◆ What the task requires ◆
I'd like every record written out again, exactly as it is.

Source records:
---

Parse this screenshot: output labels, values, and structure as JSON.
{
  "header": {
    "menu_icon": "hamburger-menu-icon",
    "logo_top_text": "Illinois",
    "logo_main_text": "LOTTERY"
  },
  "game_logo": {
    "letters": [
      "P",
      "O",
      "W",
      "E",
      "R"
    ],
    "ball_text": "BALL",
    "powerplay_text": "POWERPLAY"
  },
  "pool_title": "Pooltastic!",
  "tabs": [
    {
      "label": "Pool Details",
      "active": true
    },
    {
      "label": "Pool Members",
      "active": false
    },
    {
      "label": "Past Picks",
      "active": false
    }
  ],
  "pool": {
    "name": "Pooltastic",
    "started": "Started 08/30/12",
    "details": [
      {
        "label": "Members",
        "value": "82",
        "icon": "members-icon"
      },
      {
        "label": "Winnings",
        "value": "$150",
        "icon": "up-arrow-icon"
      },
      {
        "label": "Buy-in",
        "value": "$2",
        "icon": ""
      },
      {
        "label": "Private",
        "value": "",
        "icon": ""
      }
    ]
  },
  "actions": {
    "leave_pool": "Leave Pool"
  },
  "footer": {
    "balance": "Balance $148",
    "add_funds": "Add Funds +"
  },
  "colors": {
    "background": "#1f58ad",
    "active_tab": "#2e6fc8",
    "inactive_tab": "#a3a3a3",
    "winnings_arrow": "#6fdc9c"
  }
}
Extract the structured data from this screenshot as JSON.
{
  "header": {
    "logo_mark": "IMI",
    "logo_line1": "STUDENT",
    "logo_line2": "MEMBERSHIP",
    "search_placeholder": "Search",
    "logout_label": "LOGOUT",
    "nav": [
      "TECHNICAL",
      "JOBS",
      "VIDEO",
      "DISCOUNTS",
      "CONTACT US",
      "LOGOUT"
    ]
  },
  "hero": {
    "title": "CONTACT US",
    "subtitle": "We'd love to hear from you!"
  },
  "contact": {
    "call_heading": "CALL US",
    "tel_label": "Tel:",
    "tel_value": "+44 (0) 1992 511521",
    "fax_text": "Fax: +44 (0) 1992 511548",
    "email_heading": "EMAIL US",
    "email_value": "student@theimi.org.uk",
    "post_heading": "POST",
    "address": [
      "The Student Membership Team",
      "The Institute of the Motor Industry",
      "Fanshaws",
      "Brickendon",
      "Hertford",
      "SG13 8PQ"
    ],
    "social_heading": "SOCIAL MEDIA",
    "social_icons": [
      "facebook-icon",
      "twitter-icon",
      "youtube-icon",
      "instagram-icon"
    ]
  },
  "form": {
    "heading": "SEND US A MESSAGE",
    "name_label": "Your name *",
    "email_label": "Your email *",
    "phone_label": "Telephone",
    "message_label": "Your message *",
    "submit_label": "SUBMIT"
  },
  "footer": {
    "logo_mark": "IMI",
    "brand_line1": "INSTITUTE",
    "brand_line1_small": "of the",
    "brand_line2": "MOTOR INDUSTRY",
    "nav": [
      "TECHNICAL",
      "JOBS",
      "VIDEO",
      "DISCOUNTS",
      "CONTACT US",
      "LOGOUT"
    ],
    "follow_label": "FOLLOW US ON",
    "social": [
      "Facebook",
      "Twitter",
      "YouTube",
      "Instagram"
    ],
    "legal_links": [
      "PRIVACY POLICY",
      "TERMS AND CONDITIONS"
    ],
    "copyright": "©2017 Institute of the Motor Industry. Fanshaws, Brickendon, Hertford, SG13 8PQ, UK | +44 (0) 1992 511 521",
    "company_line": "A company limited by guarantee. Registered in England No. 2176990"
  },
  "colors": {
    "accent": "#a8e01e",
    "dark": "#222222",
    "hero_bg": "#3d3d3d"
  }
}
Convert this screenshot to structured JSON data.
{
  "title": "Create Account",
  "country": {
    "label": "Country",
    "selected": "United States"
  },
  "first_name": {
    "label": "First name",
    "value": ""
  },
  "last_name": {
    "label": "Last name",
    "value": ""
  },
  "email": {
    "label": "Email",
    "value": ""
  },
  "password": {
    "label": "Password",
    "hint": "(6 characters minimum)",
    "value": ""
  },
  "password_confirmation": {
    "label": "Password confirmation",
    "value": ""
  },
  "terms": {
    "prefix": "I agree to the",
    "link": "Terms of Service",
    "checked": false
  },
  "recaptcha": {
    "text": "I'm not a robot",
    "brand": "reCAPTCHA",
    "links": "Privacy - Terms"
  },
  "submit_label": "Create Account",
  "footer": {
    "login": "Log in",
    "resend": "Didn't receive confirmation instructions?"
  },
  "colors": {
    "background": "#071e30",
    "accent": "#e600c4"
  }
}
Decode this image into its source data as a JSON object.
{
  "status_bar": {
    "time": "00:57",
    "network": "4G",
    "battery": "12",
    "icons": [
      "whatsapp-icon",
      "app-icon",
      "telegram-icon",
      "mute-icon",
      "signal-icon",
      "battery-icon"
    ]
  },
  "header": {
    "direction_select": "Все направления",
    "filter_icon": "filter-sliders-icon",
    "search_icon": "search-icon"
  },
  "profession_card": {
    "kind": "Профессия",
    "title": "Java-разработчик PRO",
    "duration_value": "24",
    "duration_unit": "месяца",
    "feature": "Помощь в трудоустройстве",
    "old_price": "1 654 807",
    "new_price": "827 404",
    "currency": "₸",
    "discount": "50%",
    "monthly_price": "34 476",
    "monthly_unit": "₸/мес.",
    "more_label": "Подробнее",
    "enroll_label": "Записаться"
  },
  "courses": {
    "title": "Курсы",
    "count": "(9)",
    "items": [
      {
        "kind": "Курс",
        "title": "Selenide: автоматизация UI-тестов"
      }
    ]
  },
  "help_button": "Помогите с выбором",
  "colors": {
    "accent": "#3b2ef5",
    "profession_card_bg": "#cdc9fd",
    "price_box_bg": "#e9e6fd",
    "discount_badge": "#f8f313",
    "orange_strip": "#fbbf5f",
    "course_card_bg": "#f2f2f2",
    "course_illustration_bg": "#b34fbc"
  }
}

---

◆ Response to the exercise ◆
Parse this screenshot: output labels, values, and structure as JSON.
{
  "header": {
    "menu_icon": "hamburger-menu-icon",
    "logo_top_text": "Illinois",
    "logo_main_text": "LOTTERY"
  },
  "game_logo": {
    "letters": [
      "P",
      "O",
      "W",
      "E",
      "R"
    ],
    "ball_text": "BALL",
    "powerplay_text": "POWERPLAY"
  },
  "pool_title": "Pooltastic!",
  "tabs": [
    {
      "label": "Pool Details",
      "active": true
    },
    {
      "label": "Pool Members",
      "active": false
    },
    {
      "label": "Past Picks",
      "active": false
    }
  ],
  "pool": {
    "name": "Pooltastic",
    "started": "Started 08/30/12",
    "details": [
      {
        "label": "Members",
        "value": "82",
        "icon": "members-icon"
      },
      {
        "label": "Winnings",
        "value": "$150",
        "icon": "up-arrow-icon"
      },
      {
        "label": "Buy-in",
        "value": "$2",
        "icon": ""
      },
      {
        "label": "Private",
        "value": "",
        "icon": ""
      }
    ]
  },
  "actions": {
    "leave_pool": "Leave Pool"
  },
  "footer": {
    "balance": "Balance $148",
    "add_funds": "Add Funds +"
  },
  "colors": {
    "background": "#1f58ad",
    "active_tab": "#2e6fc8",
    "inactive_tab": "#a3a3a3",
    "winnings_arrow": "#6fdc9c"
  }
}
Extract the structured data from this screenshot as JSON.
{
  "header": {
    "logo_mark": "IMI",
    "logo_line1": "STUDENT",
    "logo_line2": "MEMBERSHIP",
    "search_placeholder": "Search",
    "logout_label": "LOGOUT",
    "nav": [
      "TECHNICAL",
      "JOBS",
      "VIDEO",
      "DISCOUNTS",
      "CONTACT US",
      "LOGOUT"
    ]
  },
  "hero": {
    "title": "CONTACT US",
    "subtitle": "We'd love to hear from you!"
  },
  "contact": {
    "call_heading": "CALL US",
    "tel_label": "Tel:",
    "tel_value": "+44 (0) 1992 511521",
    "fax_text": "Fax: +44 (0) 1992 511548",
    "email_heading": "EMAIL US",
    "email_value": "student@theimi.org.uk",
    "post_heading": "POST",
    "address": [
      "The Student Membership Team",
      "The Institute of the Motor Industry",
      "Fanshaws",
      "Brickendon",
      "Hertford",
      "SG13 8PQ"
    ],
    "social_heading": "SOCIAL MEDIA",
    "social_icons": [
      "facebook-icon",
      "twitter-icon",
      "youtube-icon",
      "instagram-icon"
    ]
  },
  "form": {
    "heading": "SEND US A MESSAGE",
    "name_label": "Your name *",
    "email_label": "Your email *",
    "phone_label": "Telephone",
    "message_label": "Your message *",
    "submit_label": "SUBMIT"
  },
  "footer": {
    "logo_mark": "IMI",
    "brand_line1": "INSTITUTE",
    "brand_line1_small": "of the",
    "brand_line2": "MOTOR INDUSTRY",
    "nav": [
      "TECHNICAL",
      "JOBS",
      "VIDEO",
      "DISCOUNTS",
      "CONTACT US",
      "LOGOUT"
    ],
    "follow_label": "FOLLOW US ON",
    "social": [
      "Facebook",
      "Twitter",
      "YouTube",
      "Instagram"
    ],
    "legal_links": [
      "PRIVACY POLICY",
      "TERMS AND CONDITIONS"
    ],
    "copyright": "©2017 Institute of the Motor Industry. Fanshaws, Brickendon, Hertford, SG13 8PQ, UK | +44 (0) 1992 511 521",
    "company_line": "A company limited by guarantee. Registered in England No. 2176990"
  },
  "colors": {
    "accent": "#a8e01e",
    "dark": "#222222",
    "hero_bg": "#3d3d3d"
  }
}
Convert this screenshot to structured JSON data.
{
  "title": "Create Account",
  "country": {
    "label": "Country",
    "selected": "United States"
  },
  "first_name": {
    "label": "First name",
    "value": ""
  },
  "last_name": {
    "label": "Last name",
    "value": ""
  },
  "email": {
    "label": "Email",
    "value": ""
  },
  "password": {
    "label": "Password",
    "hint": "(6 characters minimum)",
    "value": ""
  },
  "password_confirmation": {
    "label": "Password confirmation",
    "value": ""
  },
  "terms": {
    "prefix": "I agree to the",
    "link": "Terms of Service",
    "checked": false
  },
  "recaptcha": {
    "text": "I'm not a robot",
    "brand": "reCAPTCHA",
    "links": "Privacy - Terms"
  },
  "submit_label": "Create Account",
  "footer": {
    "login": "Log in",
    "resend": "Didn't receive confirmation instructions?"
  },
  "colors": {
    "background": "#071e30",
    "accent": "#e600c4"
  }
}
Decode this image into its source data as a JSON object.
{
  "status_bar": {
    "time": "00:57",
    "network": "4G",
    "battery": "12",
    "icons": [
      "whatsapp-icon",
      "app-icon",
      "telegram-icon",
      "mute-icon",
      "signal-icon",
      "battery-icon"
    ]
  },
  "header": {
    "direction_select": "Все направления",
    "filter_icon": "filter-sliders-icon",
    "search_icon": "search-icon"
  },
  "profession_card": {
    "kind": "Профессия",
    "title": "Java-разработчик PRO",
    "duration_value": "24",
    "duration_unit": "месяца",
    "feature": "Помощь в трудоустройстве",
    "old_price": "1 654 807",
    "new_price": "827 404",
    "currency": "₸",
    "discount": "50%",
    "monthly_price": "34 476",
    "monthly_unit": "₸/мес.",
    "more_label": "Подробнее",
    "enroll_label": "Записаться"
  },
  "courses": {
    "title": "Курсы",
    "count": "(9)",
    "items": [
      {
        "kind": "Курс",
        "title": "Selenide: автоматизация UI-тестов"
      }
    ]
  },
  "help_button": "Помогите с выбором",
  "colors": {
    "accent": "#3b2ef5",
    "profession_card_bg": "#cdc9fd",
    "price_box_bg": "#e9e6fd",
    "discount_badge": "#f8f313",
    "orange_strip": "#fbbf5f",
    "course_card_bg": "#f2f2f2",
    "course_illustration_bg": "#b34fbc"
  }
}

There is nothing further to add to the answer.